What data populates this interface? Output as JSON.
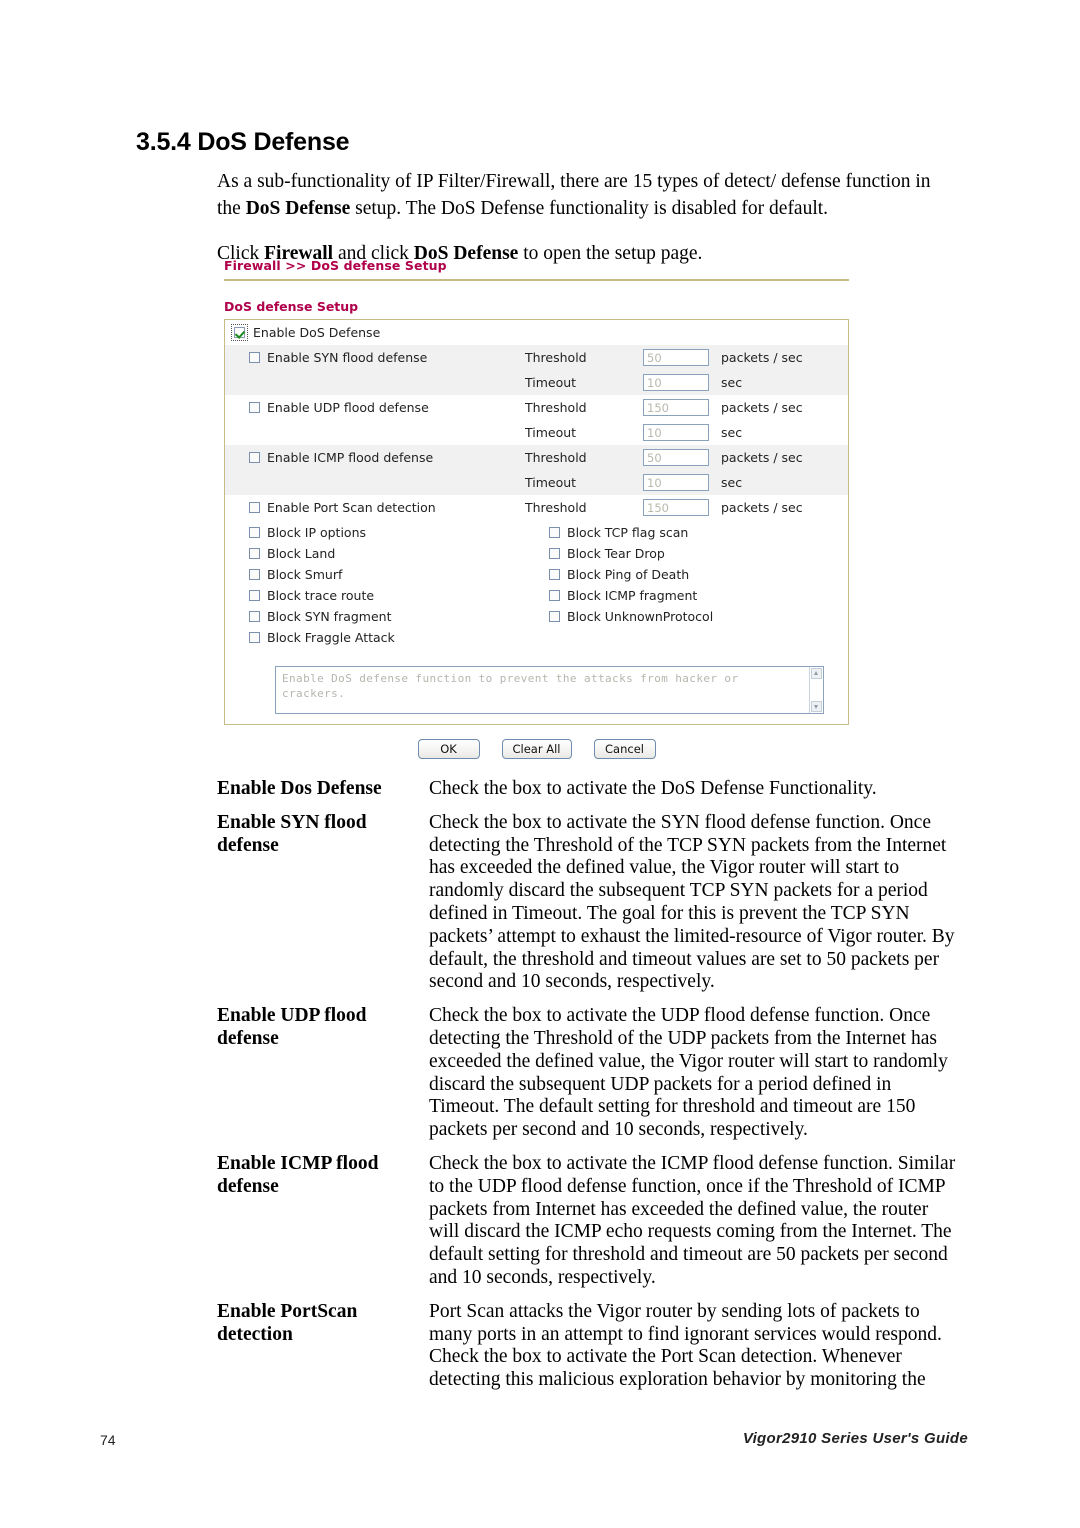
{
  "section": {
    "number": "3.5.4",
    "title": "3.5.4 DoS Defense"
  },
  "intro": {
    "paragraph1_pre": "As a sub-functionality of IP Filter/Firewall, there are 15 types of detect/ defense function in the ",
    "paragraph1_bold": "DoS Defense",
    "paragraph1_post": " setup. The DoS Defense functionality is disabled for default.",
    "paragraph2_pre": "Click ",
    "paragraph2_bold1": "Firewall",
    "paragraph2_mid": " and click ",
    "paragraph2_bold2": "DoS Defense",
    "paragraph2_post": " to open the setup page."
  },
  "screenshot": {
    "breadcrumb": "Firewall >> DoS defense Setup",
    "panel_title": "DoS defense Setup",
    "master_checkbox": {
      "label": "Enable DoS Defense",
      "checked": true
    },
    "flood_rows": [
      {
        "label": "Enable SYN flood defense",
        "checked": false,
        "threshold_label": "Threshold",
        "threshold_value": "50",
        "threshold_unit": "packets / sec",
        "timeout_label": "Timeout",
        "timeout_value": "10",
        "timeout_unit": "sec"
      },
      {
        "label": "Enable UDP flood defense",
        "checked": false,
        "threshold_label": "Threshold",
        "threshold_value": "150",
        "threshold_unit": "packets / sec",
        "timeout_label": "Timeout",
        "timeout_value": "10",
        "timeout_unit": "sec"
      },
      {
        "label": "Enable ICMP flood defense",
        "checked": false,
        "threshold_label": "Threshold",
        "threshold_value": "50",
        "threshold_unit": "packets / sec",
        "timeout_label": "Timeout",
        "timeout_value": "10",
        "timeout_unit": "sec"
      }
    ],
    "portscan_row": {
      "label": "Enable Port Scan detection",
      "checked": false,
      "threshold_label": "Threshold",
      "threshold_value": "150",
      "threshold_unit": "packets / sec"
    },
    "block_left": [
      {
        "label": "Block IP options",
        "checked": false
      },
      {
        "label": "Block Land",
        "checked": false
      },
      {
        "label": "Block Smurf",
        "checked": false
      },
      {
        "label": "Block trace route",
        "checked": false
      },
      {
        "label": "Block SYN fragment",
        "checked": false
      },
      {
        "label": "Block Fraggle Attack",
        "checked": false
      }
    ],
    "block_right": [
      {
        "label": "Block TCP flag scan",
        "checked": false
      },
      {
        "label": "Block Tear Drop",
        "checked": false
      },
      {
        "label": "Block Ping of Death",
        "checked": false
      },
      {
        "label": "Block ICMP fragment",
        "checked": false
      },
      {
        "label": "Block UnknownProtocol",
        "checked": false
      }
    ],
    "note_text": "Enable DoS defense function to prevent the attacks from hacker or crackers.",
    "buttons": {
      "ok": "OK",
      "clear_all": "Clear All",
      "cancel": "Cancel"
    },
    "colors": {
      "accent": "#b1004b",
      "panel_border": "#c8bb8a",
      "row_shade": "#f1f1f1",
      "check_green": "#1a8b1a"
    }
  },
  "definitions": [
    {
      "term": "Enable Dos Defense",
      "description": "Check the box to activate the DoS Defense Functionality."
    },
    {
      "term": "Enable SYN flood defense",
      "description": "Check the box to activate the SYN flood defense function. Once detecting the Threshold of the TCP SYN packets from the Internet has exceeded the defined value, the Vigor router will start to randomly discard the subsequent TCP SYN packets for a period defined in Timeout. The goal for this is prevent the TCP SYN packets’ attempt to exhaust the limited-resource of Vigor router. By default, the threshold and timeout values are set to 50 packets per second and 10 seconds, respectively."
    },
    {
      "term": "Enable UDP flood defense",
      "description": "Check the box to activate the UDP flood defense function. Once detecting the Threshold of the UDP packets from the Internet has exceeded the defined value, the Vigor router will start to randomly discard the subsequent UDP packets for a period defined in Timeout. The default setting for threshold and timeout are 150 packets per second and 10 seconds, respectively."
    },
    {
      "term": "Enable ICMP flood defense",
      "description": "Check the box to activate the ICMP flood defense function. Similar to the UDP flood defense function, once if the Threshold of ICMP packets from Internet has exceeded the defined value, the router will discard the ICMP echo requests coming from the Internet. The default setting for threshold and timeout are 50 packets per second and 10 seconds, respectively."
    },
    {
      "term": "Enable PortScan detection",
      "description": "Port Scan attacks the Vigor router by sending lots of packets to many ports in an attempt to find ignorant services would respond. Check the box to activate the Port Scan detection. Whenever detecting this malicious exploration behavior by monitoring the"
    }
  ],
  "footer": {
    "page_number": "74",
    "guide": "Vigor2910 Series User's Guide"
  }
}
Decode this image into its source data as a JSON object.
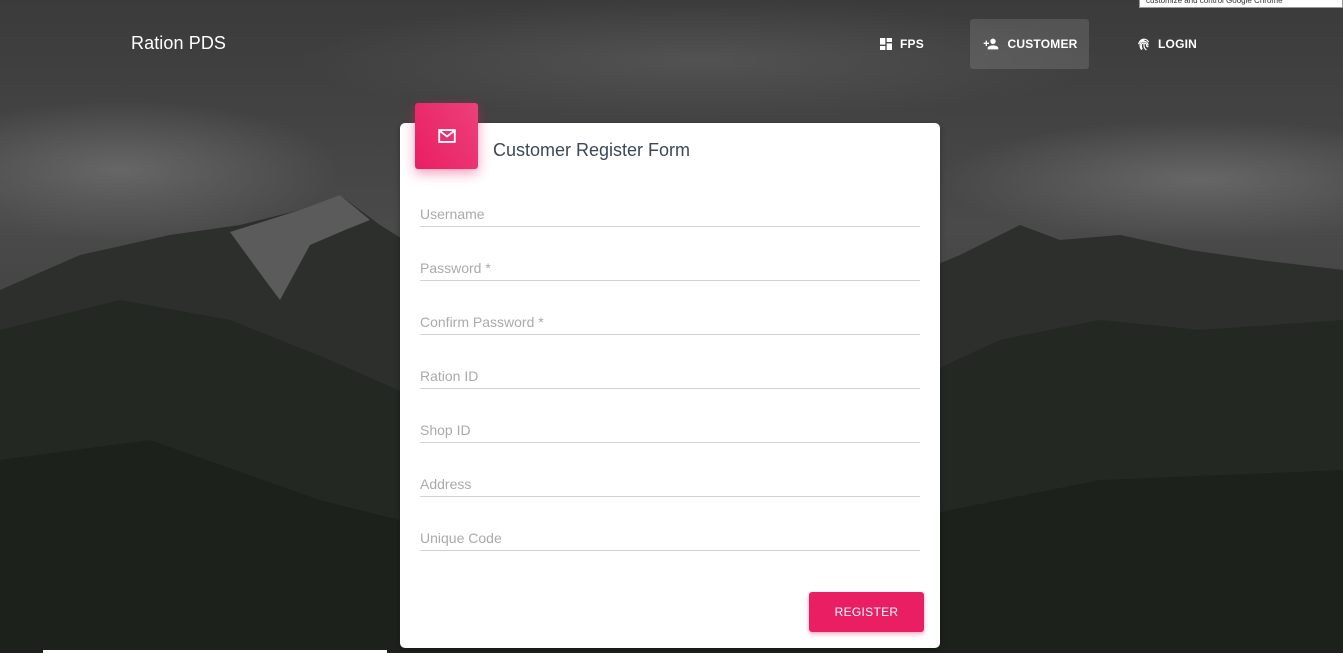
{
  "navbar": {
    "brand": "Ration PDS",
    "items": [
      {
        "label": "FPS",
        "icon": "dashboard-icon",
        "active": false
      },
      {
        "label": "CUSTOMER",
        "icon": "person-add-icon",
        "active": true
      },
      {
        "label": "LOGIN",
        "icon": "fingerprint-icon",
        "active": false
      }
    ]
  },
  "tooltip": {
    "text": "customize and control Google Chrome"
  },
  "card": {
    "title": "Customer Register Form",
    "icon": "mail-icon",
    "fields": [
      {
        "placeholder": "Username",
        "value": ""
      },
      {
        "placeholder": "Password *",
        "value": ""
      },
      {
        "placeholder": "Confirm Password *",
        "value": ""
      },
      {
        "placeholder": "Ration ID",
        "value": ""
      },
      {
        "placeholder": "Shop ID",
        "value": ""
      },
      {
        "placeholder": "Address",
        "value": ""
      },
      {
        "placeholder": "Unique Code",
        "value": ""
      }
    ],
    "submit_label": "REGISTER"
  },
  "colors": {
    "accent": "#e91e63",
    "title_text": "#3c4858",
    "placeholder": "#aaaaaa"
  }
}
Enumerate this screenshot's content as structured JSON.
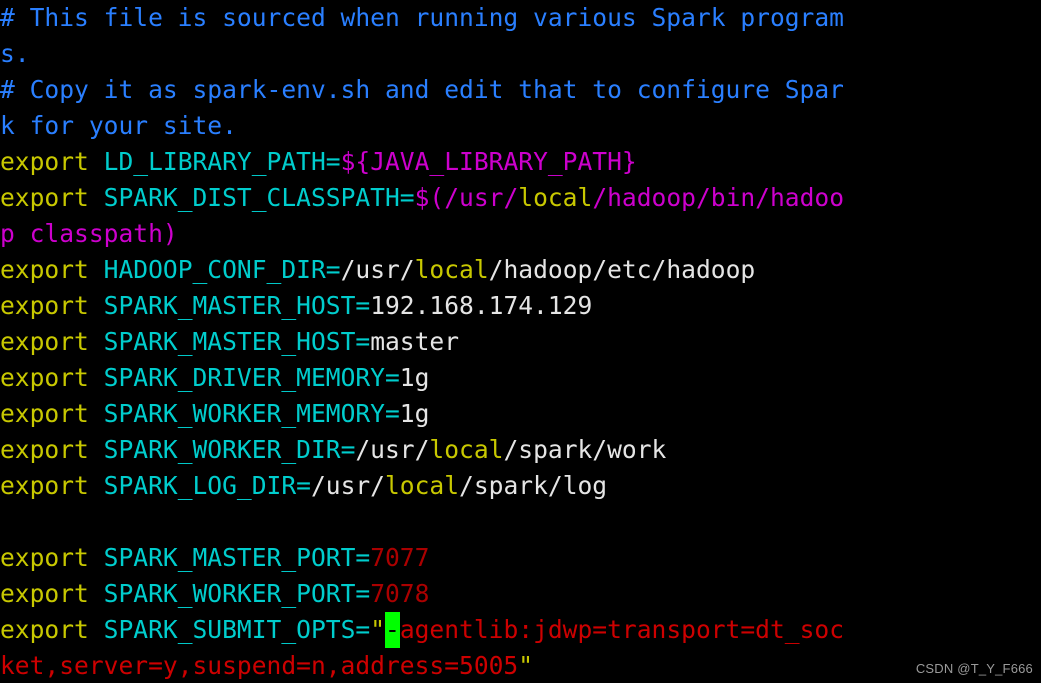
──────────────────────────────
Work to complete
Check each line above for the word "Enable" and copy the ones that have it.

Output below
      "label": "Enable DoS Defense",
        "label": "Enable SYN flood defense",
        "label": "Enable UDP flood defense",
        "label": "Enable ICMP flood defense",
      "label": "Enable Port Scan detection",
    "note_text": "Enable DoS defense function to prevent the attacks from hacker or crackers.",
      "term": "Enable Dos Defense",
      "term": "Enable SYN flood defense",
      "term": "Enable UDP flood defense",
      "term": "Enable ICMP flood defense",
      "term": "Enable PortScan detection",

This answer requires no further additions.